Two years ago when I received my samples of Elizabeth & James Nirvana White and Nirvana Black I expected normal celebuscent service to hold. Much to my delight Mary-Kate and Ashley Olsen showed they weren’t slapping their name on a bottle as an afterthought. Both of the debut fragrances showed the effort behind them in being a cut above. Flash forward to the middle of last month when I was asked if I would like samples. “Yes, please” was my answer. I was surprised how excited I was to see if the same attention to care would be evident again. That answer is also yes.
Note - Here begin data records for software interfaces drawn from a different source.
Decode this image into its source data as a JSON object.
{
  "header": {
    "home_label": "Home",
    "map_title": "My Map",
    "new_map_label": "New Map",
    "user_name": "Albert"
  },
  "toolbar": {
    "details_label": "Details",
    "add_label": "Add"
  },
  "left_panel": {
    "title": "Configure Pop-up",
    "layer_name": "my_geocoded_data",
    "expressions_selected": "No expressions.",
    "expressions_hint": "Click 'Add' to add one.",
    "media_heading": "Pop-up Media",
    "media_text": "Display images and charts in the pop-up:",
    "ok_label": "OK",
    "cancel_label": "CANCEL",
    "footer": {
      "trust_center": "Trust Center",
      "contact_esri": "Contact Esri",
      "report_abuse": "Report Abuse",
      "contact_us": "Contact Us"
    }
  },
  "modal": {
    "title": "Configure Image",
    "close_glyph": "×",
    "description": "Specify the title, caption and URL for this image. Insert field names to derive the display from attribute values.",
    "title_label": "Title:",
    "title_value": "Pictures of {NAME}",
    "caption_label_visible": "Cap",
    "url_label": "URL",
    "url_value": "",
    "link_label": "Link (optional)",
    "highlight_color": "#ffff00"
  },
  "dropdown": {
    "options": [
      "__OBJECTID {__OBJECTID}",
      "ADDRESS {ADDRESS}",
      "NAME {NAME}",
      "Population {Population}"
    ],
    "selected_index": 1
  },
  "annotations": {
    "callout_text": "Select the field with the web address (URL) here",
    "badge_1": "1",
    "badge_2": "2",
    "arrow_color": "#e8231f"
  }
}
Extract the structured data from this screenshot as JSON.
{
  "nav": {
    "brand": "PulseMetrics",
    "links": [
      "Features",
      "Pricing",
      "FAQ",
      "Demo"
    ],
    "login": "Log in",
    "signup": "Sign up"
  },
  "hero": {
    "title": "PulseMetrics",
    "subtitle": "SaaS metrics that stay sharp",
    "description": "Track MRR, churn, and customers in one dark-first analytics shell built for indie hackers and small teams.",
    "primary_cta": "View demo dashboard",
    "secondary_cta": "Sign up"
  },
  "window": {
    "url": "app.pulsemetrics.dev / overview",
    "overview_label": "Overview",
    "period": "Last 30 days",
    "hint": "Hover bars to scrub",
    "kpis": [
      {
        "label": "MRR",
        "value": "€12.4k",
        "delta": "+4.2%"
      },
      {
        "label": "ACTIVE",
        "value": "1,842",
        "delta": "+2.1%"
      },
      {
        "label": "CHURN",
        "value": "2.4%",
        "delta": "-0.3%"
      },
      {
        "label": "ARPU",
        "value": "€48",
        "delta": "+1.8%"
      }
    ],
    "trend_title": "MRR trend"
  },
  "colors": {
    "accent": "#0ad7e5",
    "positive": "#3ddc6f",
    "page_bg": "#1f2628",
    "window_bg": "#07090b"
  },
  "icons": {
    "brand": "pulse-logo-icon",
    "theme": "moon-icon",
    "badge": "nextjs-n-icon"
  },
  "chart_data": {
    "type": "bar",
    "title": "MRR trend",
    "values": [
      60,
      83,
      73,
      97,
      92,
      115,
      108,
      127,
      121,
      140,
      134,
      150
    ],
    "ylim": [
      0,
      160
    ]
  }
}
The two new fragrances are Nirvana Rose and Nirvana Bourbon. I didn’t end up wearing Nirvana Rose for review purposes. I can say it is a well-done sprightly rose de mai perfume supported by geranium and vetiver to provide a bit of a green hue to the pretty debutante rose. I think I’m just saturated with rose perfumes this year and there will probably be quite a few who really like this. Nirvana Bourbon was something which cut through the clutter.
Mary-Kate and Ashley Olsen
One of the clear features of this Elizabeth & James aesthetic is to task their perfumers to balance three notes to form something memorable. This is not easy perfume making. When there are only a few ingredients flaws are more apparent. When it is done right you can look back and realize the perfume needed all three components to be good. I was unable to find out who the perfumers were behind the new releases but it is very clear they again worked with top-notch talent as they did with the first two.
The bourbon in Nirvana Bourbon is not the whiskey but the vanilla. The trio of notes in Nirvana Bourbon are tuberose, oak, and vanilla. When I looked at that list I expected the perfumer would have to pull off quite the feat to balance the boisterous tuberose, the stolid oak, and the sweet vanilla.
Right from the beginning the vanilla and the tuberose come out to play. The choice here is to allow the tuberose to provide a sensual underpinning to that sweet vanilla. The tuberose takes the confectionary character and turns it sultrier and alluring instead of playful. The oak wraps that seductress up in a strong woody hug. The oak adds in smoky facets which also swirl throughout the composition.
Nirvana Bourbon has 10-12 hour longevity and average sillage.
Nirvana Bourbon is going to be the great autumn companion fragrance to Nirvana Black as the weather starts to turn cooler in a few weeks. I am again impressed with the fragrance work coming from The Olsen Twins. There is a real chance for them to create one of the best celebrity perfume collections ever.
Disclosure: This review was based on samples provided by Sephora.